Directions – Could you output each line of the data that follows exactly?

Records for the exercise –
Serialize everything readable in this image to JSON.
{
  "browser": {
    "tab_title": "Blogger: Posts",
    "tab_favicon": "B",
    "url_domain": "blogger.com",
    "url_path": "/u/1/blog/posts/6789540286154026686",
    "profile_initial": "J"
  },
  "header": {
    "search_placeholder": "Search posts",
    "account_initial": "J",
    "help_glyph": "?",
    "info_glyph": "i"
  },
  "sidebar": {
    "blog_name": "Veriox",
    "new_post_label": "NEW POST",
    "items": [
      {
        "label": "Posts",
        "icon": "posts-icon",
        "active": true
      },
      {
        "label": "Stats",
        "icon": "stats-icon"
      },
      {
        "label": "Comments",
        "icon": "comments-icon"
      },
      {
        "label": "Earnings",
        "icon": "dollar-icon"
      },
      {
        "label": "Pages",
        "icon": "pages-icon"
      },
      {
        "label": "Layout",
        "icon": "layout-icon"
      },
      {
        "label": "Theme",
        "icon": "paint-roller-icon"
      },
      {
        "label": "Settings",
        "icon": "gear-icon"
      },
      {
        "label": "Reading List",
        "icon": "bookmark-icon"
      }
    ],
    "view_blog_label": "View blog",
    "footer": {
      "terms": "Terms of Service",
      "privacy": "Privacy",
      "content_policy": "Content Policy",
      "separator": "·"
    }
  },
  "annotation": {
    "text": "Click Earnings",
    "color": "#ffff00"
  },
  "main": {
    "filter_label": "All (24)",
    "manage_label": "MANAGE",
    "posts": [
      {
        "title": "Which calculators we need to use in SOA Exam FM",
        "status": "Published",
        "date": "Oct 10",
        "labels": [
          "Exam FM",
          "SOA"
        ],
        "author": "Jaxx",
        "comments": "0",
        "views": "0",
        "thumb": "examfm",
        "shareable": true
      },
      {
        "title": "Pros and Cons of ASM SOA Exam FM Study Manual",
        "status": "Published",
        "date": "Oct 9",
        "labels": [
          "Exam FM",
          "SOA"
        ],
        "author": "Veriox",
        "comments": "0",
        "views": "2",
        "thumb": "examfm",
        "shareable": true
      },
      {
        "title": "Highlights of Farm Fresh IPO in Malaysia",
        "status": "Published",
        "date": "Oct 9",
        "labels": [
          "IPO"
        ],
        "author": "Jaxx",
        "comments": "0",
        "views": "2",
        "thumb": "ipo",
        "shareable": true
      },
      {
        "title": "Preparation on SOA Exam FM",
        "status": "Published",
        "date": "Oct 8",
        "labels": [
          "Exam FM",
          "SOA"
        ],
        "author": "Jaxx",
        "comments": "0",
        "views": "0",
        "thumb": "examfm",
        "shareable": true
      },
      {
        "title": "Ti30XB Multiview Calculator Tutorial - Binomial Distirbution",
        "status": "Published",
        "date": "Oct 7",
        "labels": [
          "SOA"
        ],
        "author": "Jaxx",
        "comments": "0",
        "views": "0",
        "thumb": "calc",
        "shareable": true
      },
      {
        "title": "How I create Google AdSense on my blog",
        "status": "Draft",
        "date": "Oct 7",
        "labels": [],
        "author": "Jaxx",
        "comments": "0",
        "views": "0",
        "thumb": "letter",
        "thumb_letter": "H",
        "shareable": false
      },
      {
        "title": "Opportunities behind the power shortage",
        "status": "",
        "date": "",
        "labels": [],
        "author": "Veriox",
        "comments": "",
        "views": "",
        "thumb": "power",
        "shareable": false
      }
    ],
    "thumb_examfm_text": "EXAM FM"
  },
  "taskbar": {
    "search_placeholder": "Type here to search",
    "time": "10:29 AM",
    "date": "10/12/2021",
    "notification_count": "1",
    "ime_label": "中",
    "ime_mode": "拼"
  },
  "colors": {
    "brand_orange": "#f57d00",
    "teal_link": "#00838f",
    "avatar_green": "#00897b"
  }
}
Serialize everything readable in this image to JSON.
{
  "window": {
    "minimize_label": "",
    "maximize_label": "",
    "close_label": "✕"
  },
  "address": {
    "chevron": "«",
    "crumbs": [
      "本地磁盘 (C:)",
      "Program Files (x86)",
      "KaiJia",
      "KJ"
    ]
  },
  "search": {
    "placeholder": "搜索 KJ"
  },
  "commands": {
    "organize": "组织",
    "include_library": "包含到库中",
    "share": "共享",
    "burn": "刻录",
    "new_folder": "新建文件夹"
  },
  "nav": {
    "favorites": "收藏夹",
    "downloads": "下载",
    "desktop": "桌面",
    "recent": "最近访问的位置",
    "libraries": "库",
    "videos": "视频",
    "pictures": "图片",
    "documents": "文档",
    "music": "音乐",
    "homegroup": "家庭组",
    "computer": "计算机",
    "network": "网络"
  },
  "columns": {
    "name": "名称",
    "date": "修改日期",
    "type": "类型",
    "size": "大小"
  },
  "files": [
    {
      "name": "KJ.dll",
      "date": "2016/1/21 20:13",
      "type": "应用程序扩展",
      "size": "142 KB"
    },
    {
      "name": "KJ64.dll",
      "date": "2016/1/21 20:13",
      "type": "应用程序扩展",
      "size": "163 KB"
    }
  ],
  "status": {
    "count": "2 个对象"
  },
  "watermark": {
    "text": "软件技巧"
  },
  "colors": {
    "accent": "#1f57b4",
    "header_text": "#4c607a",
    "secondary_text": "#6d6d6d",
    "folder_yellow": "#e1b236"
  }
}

Expected answer –
Serialize everything readable in this image to JSON.
{
  "browser": {
    "tab_title": "Blogger: Posts",
    "tab_favicon": "B",
    "url_domain": "blogger.com",
    "url_path": "/u/1/blog/posts/6789540286154026686",
    "profile_initial": "J"
  },
  "header": {
    "search_placeholder": "Search posts",
    "account_initial": "J",
    "help_glyph": "?",
    "info_glyph": "i"
  },
  "sidebar": {
    "blog_name": "Veriox",
    "new_post_label": "NEW POST",
    "items": [
      {
        "label": "Posts",
        "icon": "posts-icon",
        "active": true
      },
      {
        "label": "Stats",
        "icon": "stats-icon"
      },
      {
        "label": "Comments",
        "icon": "comments-icon"
      },
      {
        "label": "Earnings",
        "icon": "dollar-icon"
      },
      {
        "label": "Pages",
        "icon": "pages-icon"
      },
      {
        "label": "Layout",
        "icon": "layout-icon"
      },
      {
        "label": "Theme",
        "icon": "paint-roller-icon"
      },
      {
        "label": "Settings",
        "icon": "gear-icon"
      },
      {
        "label": "Reading List",
        "icon": "bookmark-icon"
      }
    ],
    "view_blog_label": "View blog",
    "footer": {
      "terms": "Terms of Service",
      "privacy": "Privacy",
      "content_policy": "Content Policy",
      "separator": "·"
    }
  },
  "annotation": {
    "text": "Click Earnings",
    "color": "#ffff00"
  },
  "main": {
    "filter_label": "All (24)",
    "manage_label": "MANAGE",
    "posts": [
      {
        "title": "Which calculators we need to use in SOA Exam FM",
        "status": "Published",
        "date": "Oct 10",
        "labels": [
          "Exam FM",
          "SOA"
        ],
        "author": "Jaxx",
        "comments": "0",
        "views": "0",
        "thumb": "examfm",
        "shareable": true
      },
      {
        "title": "Pros and Cons of ASM SOA Exam FM Study Manual",
        "status": "Published",
        "date": "Oct 9",
        "labels": [
          "Exam FM",
          "SOA"
        ],
        "author": "Veriox",
        "comments": "0",
        "views": "2",
        "thumb": "examfm",
        "shareable": true
      },
      {
        "title": "Highlights of Farm Fresh IPO in Malaysia",
        "status": "Published",
        "date": "Oct 9",
        "labels": [
          "IPO"
        ],
        "author": "Jaxx",
        "comments": "0",
        "views": "2",
        "thumb": "ipo",
        "shareable": true
      },
      {
        "title": "Preparation on SOA Exam FM",
        "status": "Published",
        "date": "Oct 8",
        "labels": [
          "Exam FM",
          "SOA"
        ],
        "author": "Jaxx",
        "comments": "0",
        "views": "0",
        "thumb": "examfm",
        "shareable": true
      },
      {
        "title": "Ti30XB Multiview Calculator Tutorial - Binomial Distirbution",
        "status": "Published",
        "date": "Oct 7",
        "labels": [
          "SOA"
        ],
        "author": "Jaxx",
        "comments": "0",
        "views": "0",
        "thumb": "calc",
        "shareable": true
      },
      {
        "title": "How I create Google AdSense on my blog",
        "status": "Draft",
        "date": "Oct 7",
        "labels": [],
        "author": "Jaxx",
        "comments": "0",
        "views": "0",
        "thumb": "letter",
        "thumb_letter": "H",
        "shareable": false
      },
      {
        "title": "Opportunities behind the power shortage",
        "status": "",
        "date": "",
        "labels": [],
        "author": "Veriox",
        "comments": "",
        "views": "",
        "thumb": "power",
        "shareable": false
      }
    ],
    "thumb_examfm_text": "EXAM FM"
  },
  "taskbar": {
    "search_placeholder": "Type here to search",
    "time": "10:29 AM",
    "date": "10/12/2021",
    "notification_count": "1",
    "ime_label": "中",
    "ime_mode": "拼"
  },
  "colors": {
    "brand_orange": "#f57d00",
    "teal_link": "#00838f",
    "avatar_green": "#00897b"
  }
}
Serialize everything readable in this image to JSON.
{
  "window": {
    "minimize_label": "",
    "maximize_label": "",
    "close_label": "✕"
  },
  "address": {
    "chevron": "«",
    "crumbs": [
      "本地磁盘 (C:)",
      "Program Files (x86)",
      "KaiJia",
      "KJ"
    ]
  },
  "search": {
    "placeholder": "搜索 KJ"
  },
  "commands": {
    "organize": "组织",
    "include_library": "包含到库中",
    "share": "共享",
    "burn": "刻录",
    "new_folder": "新建文件夹"
  },
  "nav": {
    "favorites": "收藏夹",
    "downloads": "下载",
    "desktop": "桌面",
    "recent": "最近访问的位置",
    "libraries": "库",
    "videos": "视频",
    "pictures": "图片",
    "documents": "文档",
    "music": "音乐",
    "homegroup": "家庭组",
    "computer": "计算机",
    "network": "网络"
  },
  "columns": {
    "name": "名称",
    "date": "修改日期",
    "type": "类型",
    "size": "大小"
  },
  "files": [
    {
      "name": "KJ.dll",
      "date": "2016/1/21 20:13",
      "type": "应用程序扩展",
      "size": "142 KB"
    },
    {
      "name": "KJ64.dll",
      "date": "2016/1/21 20:13",
      "type": "应用程序扩展",
      "size": "163 KB"
    }
  ],
  "status": {
    "count": "2 个对象"
  },
  "watermark": {
    "text": "软件技巧"
  },
  "colors": {
    "accent": "#1f57b4",
    "header_text": "#4c607a",
    "secondary_text": "#6d6d6d",
    "folder_yellow": "#e1b236"
  }
}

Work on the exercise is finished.